* GIVEN DATA:
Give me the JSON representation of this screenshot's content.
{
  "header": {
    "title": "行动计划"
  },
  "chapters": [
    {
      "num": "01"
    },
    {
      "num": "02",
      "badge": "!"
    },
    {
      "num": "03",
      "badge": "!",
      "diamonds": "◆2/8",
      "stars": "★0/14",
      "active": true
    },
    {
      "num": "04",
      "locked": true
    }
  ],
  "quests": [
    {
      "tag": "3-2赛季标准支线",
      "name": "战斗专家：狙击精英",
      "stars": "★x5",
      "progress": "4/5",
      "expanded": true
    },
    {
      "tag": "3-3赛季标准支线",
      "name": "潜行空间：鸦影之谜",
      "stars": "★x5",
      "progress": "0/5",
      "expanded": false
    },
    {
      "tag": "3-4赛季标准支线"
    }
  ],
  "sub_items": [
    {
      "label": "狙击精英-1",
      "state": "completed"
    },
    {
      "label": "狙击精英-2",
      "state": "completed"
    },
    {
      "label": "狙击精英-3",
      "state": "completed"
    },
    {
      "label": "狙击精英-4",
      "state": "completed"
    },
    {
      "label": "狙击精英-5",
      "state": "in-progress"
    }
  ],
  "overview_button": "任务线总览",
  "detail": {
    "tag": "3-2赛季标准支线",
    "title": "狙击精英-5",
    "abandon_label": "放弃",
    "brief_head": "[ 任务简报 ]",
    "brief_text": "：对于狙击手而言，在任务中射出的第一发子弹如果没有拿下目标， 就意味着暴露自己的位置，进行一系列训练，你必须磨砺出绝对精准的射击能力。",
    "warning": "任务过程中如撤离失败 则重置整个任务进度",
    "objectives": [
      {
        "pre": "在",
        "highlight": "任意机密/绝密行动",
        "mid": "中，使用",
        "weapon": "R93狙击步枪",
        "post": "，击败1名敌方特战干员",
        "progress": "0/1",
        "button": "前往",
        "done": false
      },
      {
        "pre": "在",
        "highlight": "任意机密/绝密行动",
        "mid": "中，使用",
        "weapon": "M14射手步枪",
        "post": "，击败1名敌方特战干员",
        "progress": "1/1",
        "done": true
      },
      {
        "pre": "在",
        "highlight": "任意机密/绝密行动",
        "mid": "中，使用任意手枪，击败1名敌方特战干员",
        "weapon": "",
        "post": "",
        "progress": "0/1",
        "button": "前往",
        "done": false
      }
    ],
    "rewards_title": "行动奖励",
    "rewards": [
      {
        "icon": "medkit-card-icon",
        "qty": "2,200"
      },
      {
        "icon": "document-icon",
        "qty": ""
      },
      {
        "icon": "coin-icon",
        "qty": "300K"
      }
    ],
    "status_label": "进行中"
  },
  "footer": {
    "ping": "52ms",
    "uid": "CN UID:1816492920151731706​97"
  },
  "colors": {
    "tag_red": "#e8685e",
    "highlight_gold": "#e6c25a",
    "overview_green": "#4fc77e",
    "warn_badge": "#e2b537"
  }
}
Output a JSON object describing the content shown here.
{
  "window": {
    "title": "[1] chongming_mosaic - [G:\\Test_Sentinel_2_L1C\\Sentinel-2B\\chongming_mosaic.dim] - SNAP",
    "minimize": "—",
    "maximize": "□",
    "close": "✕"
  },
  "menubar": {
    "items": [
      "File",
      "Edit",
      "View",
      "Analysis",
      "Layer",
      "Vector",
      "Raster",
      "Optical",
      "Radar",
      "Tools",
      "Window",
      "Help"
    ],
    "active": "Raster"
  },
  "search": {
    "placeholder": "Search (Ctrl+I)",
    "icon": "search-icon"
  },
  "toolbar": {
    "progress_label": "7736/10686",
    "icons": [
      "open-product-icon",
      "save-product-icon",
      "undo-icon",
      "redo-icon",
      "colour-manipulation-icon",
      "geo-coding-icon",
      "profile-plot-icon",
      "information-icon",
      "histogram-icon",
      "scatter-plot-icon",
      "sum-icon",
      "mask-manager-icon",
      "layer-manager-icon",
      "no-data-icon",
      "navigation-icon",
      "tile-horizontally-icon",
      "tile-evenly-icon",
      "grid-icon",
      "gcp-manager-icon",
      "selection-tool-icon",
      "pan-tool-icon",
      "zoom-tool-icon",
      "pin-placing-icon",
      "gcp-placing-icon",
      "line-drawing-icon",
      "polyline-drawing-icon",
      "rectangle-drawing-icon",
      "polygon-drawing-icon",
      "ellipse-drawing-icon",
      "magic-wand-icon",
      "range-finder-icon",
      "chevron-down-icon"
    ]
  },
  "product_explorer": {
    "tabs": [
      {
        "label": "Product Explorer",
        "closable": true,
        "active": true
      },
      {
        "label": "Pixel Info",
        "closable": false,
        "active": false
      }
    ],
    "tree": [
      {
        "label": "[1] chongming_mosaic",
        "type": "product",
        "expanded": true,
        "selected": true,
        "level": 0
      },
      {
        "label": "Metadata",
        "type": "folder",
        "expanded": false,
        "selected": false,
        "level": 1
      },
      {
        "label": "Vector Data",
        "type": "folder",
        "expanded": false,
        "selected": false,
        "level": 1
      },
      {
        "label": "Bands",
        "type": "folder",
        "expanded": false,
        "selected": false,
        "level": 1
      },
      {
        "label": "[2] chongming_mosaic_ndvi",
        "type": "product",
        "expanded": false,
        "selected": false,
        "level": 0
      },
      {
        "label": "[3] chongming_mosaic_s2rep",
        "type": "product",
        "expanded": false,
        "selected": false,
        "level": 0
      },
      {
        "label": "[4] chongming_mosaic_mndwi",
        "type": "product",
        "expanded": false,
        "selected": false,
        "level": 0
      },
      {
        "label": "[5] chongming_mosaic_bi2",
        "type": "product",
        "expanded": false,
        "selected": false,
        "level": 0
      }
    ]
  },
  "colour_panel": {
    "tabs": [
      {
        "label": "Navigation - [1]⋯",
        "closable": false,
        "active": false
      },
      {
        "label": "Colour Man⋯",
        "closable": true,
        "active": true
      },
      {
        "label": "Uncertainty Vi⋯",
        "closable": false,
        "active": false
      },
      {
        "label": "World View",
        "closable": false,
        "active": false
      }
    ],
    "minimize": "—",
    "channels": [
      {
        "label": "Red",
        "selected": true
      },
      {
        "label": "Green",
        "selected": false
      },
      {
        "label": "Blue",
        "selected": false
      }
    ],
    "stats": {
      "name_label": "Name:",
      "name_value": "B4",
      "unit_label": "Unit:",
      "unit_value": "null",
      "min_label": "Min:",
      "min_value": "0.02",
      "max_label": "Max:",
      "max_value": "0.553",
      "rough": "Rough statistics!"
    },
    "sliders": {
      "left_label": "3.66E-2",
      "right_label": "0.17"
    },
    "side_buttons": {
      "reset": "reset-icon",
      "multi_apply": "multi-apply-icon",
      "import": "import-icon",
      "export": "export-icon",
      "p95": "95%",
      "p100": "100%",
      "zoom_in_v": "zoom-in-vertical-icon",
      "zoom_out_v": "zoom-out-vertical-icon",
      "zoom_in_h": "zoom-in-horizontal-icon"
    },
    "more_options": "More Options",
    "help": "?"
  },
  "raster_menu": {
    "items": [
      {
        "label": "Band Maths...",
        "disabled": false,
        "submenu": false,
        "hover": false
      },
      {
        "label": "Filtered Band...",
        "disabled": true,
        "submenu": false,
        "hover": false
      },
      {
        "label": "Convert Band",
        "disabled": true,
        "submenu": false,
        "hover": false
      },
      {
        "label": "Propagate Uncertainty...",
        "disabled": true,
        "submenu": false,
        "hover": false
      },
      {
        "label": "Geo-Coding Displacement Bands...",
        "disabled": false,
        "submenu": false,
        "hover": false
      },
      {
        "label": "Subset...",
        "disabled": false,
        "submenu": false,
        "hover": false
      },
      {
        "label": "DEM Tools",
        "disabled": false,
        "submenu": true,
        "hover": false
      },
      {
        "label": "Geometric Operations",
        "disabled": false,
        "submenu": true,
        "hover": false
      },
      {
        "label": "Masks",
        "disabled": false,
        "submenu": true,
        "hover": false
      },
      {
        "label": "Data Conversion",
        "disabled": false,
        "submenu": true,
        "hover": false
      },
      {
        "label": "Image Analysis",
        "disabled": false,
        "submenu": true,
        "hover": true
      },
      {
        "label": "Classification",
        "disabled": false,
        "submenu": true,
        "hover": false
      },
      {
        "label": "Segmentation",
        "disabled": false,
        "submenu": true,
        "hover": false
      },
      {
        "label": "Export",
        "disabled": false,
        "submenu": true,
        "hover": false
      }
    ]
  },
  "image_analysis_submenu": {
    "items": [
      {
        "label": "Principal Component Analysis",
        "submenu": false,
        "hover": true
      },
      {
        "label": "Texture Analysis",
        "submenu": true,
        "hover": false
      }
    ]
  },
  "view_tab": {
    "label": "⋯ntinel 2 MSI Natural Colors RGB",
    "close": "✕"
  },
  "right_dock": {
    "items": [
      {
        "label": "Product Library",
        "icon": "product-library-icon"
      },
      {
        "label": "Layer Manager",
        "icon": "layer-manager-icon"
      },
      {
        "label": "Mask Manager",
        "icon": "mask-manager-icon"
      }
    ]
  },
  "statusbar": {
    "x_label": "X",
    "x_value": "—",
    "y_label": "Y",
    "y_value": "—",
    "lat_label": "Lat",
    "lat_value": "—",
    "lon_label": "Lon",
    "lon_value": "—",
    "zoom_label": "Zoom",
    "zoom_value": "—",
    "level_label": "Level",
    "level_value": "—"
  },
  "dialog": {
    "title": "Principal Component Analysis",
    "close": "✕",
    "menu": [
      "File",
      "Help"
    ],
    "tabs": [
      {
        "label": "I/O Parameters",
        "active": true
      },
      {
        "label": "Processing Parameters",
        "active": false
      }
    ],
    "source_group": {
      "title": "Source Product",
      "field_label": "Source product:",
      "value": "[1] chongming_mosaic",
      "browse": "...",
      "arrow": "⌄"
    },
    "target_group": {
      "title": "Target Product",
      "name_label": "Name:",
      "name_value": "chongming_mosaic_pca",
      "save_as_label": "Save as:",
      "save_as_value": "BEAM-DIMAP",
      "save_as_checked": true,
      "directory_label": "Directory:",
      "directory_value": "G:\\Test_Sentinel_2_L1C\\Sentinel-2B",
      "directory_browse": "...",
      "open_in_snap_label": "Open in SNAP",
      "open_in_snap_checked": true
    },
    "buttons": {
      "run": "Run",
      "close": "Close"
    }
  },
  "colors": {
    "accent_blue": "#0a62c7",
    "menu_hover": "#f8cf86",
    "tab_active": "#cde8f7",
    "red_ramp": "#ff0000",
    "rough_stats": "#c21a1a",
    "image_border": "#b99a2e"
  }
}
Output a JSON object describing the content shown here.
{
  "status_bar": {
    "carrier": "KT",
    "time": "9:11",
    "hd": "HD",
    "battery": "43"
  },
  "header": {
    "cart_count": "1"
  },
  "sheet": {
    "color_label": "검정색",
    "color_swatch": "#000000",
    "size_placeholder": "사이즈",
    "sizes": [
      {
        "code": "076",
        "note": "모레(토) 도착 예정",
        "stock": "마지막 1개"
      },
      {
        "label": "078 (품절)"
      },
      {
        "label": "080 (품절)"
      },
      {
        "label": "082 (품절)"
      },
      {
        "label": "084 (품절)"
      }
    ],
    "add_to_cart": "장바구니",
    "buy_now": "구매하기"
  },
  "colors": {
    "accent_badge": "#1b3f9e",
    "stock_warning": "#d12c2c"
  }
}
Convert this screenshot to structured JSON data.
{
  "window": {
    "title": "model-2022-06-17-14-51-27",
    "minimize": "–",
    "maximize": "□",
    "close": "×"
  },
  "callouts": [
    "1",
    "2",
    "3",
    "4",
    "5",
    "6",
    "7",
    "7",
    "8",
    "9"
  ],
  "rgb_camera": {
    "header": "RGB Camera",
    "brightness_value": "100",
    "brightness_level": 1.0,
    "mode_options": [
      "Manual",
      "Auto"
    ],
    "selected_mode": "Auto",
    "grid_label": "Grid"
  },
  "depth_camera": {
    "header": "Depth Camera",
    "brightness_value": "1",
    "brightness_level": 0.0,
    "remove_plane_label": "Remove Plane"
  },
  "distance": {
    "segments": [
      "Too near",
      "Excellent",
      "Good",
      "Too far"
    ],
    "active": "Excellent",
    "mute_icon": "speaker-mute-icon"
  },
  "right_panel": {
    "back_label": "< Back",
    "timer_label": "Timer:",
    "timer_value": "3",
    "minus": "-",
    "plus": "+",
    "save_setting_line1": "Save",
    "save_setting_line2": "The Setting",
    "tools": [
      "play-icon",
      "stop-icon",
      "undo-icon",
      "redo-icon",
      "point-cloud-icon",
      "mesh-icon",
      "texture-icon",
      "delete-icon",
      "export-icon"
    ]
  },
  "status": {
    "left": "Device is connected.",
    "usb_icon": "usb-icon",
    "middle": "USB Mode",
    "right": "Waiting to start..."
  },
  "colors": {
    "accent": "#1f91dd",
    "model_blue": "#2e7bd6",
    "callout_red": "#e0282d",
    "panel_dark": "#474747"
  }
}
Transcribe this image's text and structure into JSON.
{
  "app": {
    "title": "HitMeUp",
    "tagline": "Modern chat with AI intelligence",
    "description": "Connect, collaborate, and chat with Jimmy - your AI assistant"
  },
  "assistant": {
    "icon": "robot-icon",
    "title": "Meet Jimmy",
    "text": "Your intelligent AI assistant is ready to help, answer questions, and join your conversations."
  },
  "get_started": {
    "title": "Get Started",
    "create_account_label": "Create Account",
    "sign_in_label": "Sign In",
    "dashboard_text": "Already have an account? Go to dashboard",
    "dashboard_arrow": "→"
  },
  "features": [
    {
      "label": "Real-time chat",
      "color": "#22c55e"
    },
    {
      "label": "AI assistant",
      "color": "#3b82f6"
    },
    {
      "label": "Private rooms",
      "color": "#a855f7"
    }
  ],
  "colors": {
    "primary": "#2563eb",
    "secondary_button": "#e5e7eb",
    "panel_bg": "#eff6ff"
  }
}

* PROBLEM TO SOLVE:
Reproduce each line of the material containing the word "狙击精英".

* SOLUTION FOR THIS EXERCISE:
      "name": "战斗专家：狙击精英",
      "label": "狙击精英-1",
      "label": "狙击精英-2",
      "label": "狙击精英-3",
      "label": "狙击精英-4",
      "label": "狙击精英-5",
    "title": "狙击精英-5",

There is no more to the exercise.